Items from an interface collection:

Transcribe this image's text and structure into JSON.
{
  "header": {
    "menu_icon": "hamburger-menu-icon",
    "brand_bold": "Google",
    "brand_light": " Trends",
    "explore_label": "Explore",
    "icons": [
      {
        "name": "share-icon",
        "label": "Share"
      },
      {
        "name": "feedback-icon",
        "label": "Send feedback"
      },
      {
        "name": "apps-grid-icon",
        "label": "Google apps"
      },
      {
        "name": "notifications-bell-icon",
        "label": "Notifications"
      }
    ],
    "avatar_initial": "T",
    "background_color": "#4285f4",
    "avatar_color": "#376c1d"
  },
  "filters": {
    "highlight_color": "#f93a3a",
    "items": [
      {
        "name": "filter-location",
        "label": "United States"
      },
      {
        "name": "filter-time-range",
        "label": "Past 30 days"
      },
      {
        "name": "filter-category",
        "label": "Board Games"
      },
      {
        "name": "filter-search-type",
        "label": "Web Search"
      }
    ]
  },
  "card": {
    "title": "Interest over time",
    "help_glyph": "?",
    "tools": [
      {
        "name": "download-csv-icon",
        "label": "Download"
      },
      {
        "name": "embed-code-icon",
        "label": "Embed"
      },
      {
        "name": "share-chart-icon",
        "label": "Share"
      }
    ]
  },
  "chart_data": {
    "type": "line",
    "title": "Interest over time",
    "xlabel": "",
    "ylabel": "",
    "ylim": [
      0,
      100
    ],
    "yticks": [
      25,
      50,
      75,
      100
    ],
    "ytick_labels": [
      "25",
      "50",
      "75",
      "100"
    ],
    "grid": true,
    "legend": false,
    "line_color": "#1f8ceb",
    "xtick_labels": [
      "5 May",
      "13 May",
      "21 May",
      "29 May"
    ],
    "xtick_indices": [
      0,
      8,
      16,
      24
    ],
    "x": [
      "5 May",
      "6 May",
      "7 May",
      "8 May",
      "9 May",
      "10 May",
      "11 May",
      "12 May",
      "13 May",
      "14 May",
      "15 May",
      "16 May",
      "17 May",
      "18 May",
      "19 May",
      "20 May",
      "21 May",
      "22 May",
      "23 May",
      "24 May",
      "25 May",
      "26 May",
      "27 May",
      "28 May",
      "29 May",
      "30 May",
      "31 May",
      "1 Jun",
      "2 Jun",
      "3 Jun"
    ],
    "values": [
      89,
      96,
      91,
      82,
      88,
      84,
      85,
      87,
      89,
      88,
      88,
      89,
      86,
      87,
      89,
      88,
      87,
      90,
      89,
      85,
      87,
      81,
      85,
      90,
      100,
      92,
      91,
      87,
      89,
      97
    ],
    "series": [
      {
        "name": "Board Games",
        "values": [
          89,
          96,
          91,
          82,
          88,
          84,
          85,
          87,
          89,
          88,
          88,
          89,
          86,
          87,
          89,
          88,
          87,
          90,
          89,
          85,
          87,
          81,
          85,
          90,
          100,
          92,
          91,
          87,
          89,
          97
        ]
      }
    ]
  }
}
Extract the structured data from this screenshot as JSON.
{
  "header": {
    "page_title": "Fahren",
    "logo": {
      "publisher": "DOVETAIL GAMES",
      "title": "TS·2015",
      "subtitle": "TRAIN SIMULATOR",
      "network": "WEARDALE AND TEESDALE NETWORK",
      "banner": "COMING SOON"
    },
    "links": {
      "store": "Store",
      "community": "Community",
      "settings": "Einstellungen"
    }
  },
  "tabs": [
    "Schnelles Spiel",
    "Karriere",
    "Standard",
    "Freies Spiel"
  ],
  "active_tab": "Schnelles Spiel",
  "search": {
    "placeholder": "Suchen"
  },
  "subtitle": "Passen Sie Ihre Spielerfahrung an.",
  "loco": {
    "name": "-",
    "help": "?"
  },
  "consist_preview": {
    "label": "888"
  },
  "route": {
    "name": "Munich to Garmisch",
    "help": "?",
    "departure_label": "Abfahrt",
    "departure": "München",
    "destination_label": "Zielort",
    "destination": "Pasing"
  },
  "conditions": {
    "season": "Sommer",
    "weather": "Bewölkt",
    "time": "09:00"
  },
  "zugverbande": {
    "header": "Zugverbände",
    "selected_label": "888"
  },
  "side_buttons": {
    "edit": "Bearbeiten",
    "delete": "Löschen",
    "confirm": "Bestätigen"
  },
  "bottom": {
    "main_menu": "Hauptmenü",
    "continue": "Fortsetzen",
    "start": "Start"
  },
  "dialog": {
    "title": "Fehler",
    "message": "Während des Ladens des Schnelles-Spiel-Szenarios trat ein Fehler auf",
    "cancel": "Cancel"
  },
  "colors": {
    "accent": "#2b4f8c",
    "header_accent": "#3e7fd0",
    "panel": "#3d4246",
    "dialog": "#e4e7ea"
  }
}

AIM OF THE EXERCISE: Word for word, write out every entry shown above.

EXERCISE OUTPUT:
Transcribe this image's text and structure into JSON.
{
  "header": {
    "menu_icon": "hamburger-menu-icon",
    "brand_bold": "Google",
    "brand_light": " Trends",
    "explore_label": "Explore",
    "icons": [
      {
        "name": "share-icon",
        "label": "Share"
      },
      {
        "name": "feedback-icon",
        "label": "Send feedback"
      },
      {
        "name": "apps-grid-icon",
        "label": "Google apps"
      },
      {
        "name": "notifications-bell-icon",
        "label": "Notifications"
      }
    ],
    "avatar_initial": "T",
    "background_color": "#4285f4",
    "avatar_color": "#376c1d"
  },
  "filters": {
    "highlight_color": "#f93a3a",
    "items": [
      {
        "name": "filter-location",
        "label": "United States"
      },
      {
        "name": "filter-time-range",
        "label": "Past 30 days"
      },
      {
        "name": "filter-category",
        "label": "Board Games"
      },
      {
        "name": "filter-search-type",
        "label": "Web Search"
      }
    ]
  },
  "card": {
    "title": "Interest over time",
    "help_glyph": "?",
    "tools": [
      {
        "name": "download-csv-icon",
        "label": "Download"
      },
      {
        "name": "embed-code-icon",
        "label": "Embed"
      },
      {
        "name": "share-chart-icon",
        "label": "Share"
      }
    ]
  },
  "chart_data": {
    "type": "line",
    "title": "Interest over time",
    "xlabel": "",
    "ylabel": "",
    "ylim": [
      0,
      100
    ],
    "yticks": [
      25,
      50,
      75,
      100
    ],
    "ytick_labels": [
      "25",
      "50",
      "75",
      "100"
    ],
    "grid": true,
    "legend": false,
    "line_color": "#1f8ceb",
    "xtick_labels": [
      "5 May",
      "13 May",
      "21 May",
      "29 May"
    ],
    "xtick_indices": [
      0,
      8,
      16,
      24
    ],
    "x": [
      "5 May",
      "6 May",
      "7 May",
      "8 May",
      "9 May",
      "10 May",
      "11 May",
      "12 May",
      "13 May",
      "14 May",
      "15 May",
      "16 May",
      "17 May",
      "18 May",
      "19 May",
      "20 May",
      "21 May",
      "22 May",
      "23 May",
      "24 May",
      "25 May",
      "26 May",
      "27 May",
      "28 May",
      "29 May",
      "30 May",
      "31 May",
      "1 Jun",
      "2 Jun",
      "3 Jun"
    ],
    "values": [
      89,
      96,
      91,
      82,
      88,
      84,
      85,
      87,
      89,
      88,
      88,
      89,
      86,
      87,
      89,
      88,
      87,
      90,
      89,
      85,
      87,
      81,
      85,
      90,
      100,
      92,
      91,
      87,
      89,
      97
    ],
    "series": [
      {
        "name": "Board Games",
        "values": [
          89,
          96,
          91,
          82,
          88,
          84,
          85,
          87,
          89,
          88,
          88,
          89,
          86,
          87,
          89,
          88,
          87,
          90,
          89,
          85,
          87,
          81,
          85,
          90,
          100,
          92,
          91,
          87,
          89,
          97
        ]
      }
    ]
  }
}
Extract the structured data from this screenshot as JSON.
{
  "header": {
    "page_title": "Fahren",
    "logo": {
      "publisher": "DOVETAIL GAMES",
      "title": "TS·2015",
      "subtitle": "TRAIN SIMULATOR",
      "network": "WEARDALE AND TEESDALE NETWORK",
      "banner": "COMING SOON"
    },
    "links": {
      "store": "Store",
      "community": "Community",
      "settings": "Einstellungen"
    }
  },
  "tabs": [
    "Schnelles Spiel",
    "Karriere",
    "Standard",
    "Freies Spiel"
  ],
  "active_tab": "Schnelles Spiel",
  "search": {
    "placeholder": "Suchen"
  },
  "subtitle": "Passen Sie Ihre Spielerfahrung an.",
  "loco": {
    "name": "-",
    "help": "?"
  },
  "consist_preview": {
    "label": "888"
  },
  "route": {
    "name": "Munich to Garmisch",
    "help": "?",
    "departure_label": "Abfahrt",
    "departure": "München",
    "destination_label": "Zielort",
    "destination": "Pasing"
  },
  "conditions": {
    "season": "Sommer",
    "weather": "Bewölkt",
    "time": "09:00"
  },
  "zugverbande": {
    "header": "Zugverbände",
    "selected_label": "888"
  },
  "side_buttons": {
    "edit": "Bearbeiten",
    "delete": "Löschen",
    "confirm": "Bestätigen"
  },
  "bottom": {
    "main_menu": "Hauptmenü",
    "continue": "Fortsetzen",
    "start": "Start"
  },
  "dialog": {
    "title": "Fehler",
    "message": "Während des Ladens des Schnelles-Spiel-Szenarios trat ein Fehler auf",
    "cancel": "Cancel"
  },
  "colors": {
    "accent": "#2b4f8c",
    "header_accent": "#3e7fd0",
    "panel": "#3d4246",
    "dialog": "#e4e7ea"
  }
}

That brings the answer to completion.